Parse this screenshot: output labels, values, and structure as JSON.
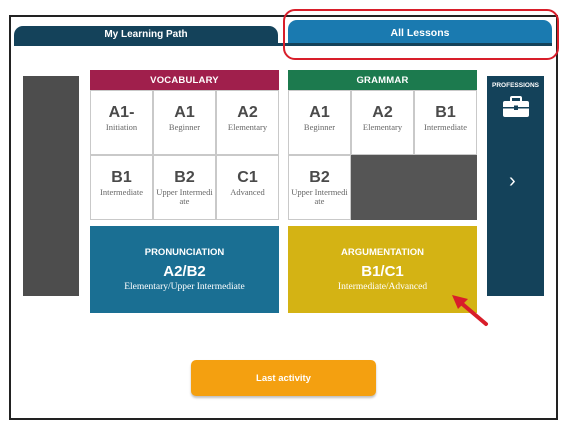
{
  "tabs": {
    "my_learning_path": "My Learning Path",
    "all_lessons": "All Lessons"
  },
  "vocabulary": {
    "title": "VOCABULARY",
    "cells": [
      {
        "level": "A1-",
        "desc": "Initiation"
      },
      {
        "level": "A1",
        "desc": "Beginner"
      },
      {
        "level": "A2",
        "desc": "Elementary"
      },
      {
        "level": "B1",
        "desc": "Intermediate"
      },
      {
        "level": "B2",
        "desc": "Upper Intermedi ate"
      },
      {
        "level": "C1",
        "desc": "Advanced"
      }
    ]
  },
  "grammar": {
    "title": "GRAMMAR",
    "cells": [
      {
        "level": "A1",
        "desc": "Beginner"
      },
      {
        "level": "A2",
        "desc": "Elementary"
      },
      {
        "level": "B1",
        "desc": "Intermediate"
      },
      {
        "level": "B2",
        "desc": "Upper Intermedi ate"
      }
    ]
  },
  "pronunciation": {
    "title": "PRONUNCIATION",
    "level": "A2/B2",
    "desc": "Elementary/Upper Intermediate"
  },
  "argumentation": {
    "title": "ARGUMENTATION",
    "level": "B1/C1",
    "desc": "Intermediate/Advanced"
  },
  "professions": {
    "title": "PROFESSIONS",
    "icon": "briefcase-icon",
    "next_icon": "chevron-right-icon"
  },
  "last_activity": "Last activity",
  "colors": {
    "vocabulary": "#a01f4c",
    "grammar": "#1c7a4e",
    "pronunciation": "#1a6f93",
    "argumentation": "#d4b314",
    "navy": "#14425a",
    "tab_active": "#1a7ab0",
    "button": "#f4a010",
    "annotation": "#d81e2a"
  }
}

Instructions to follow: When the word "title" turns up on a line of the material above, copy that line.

Solution below:
    "title": "VOCABULARY",
    "title": "GRAMMAR",
    "title": "PRONUNCIATION",
    "title": "ARGUMENTATION",
    "title": "PROFESSIONS",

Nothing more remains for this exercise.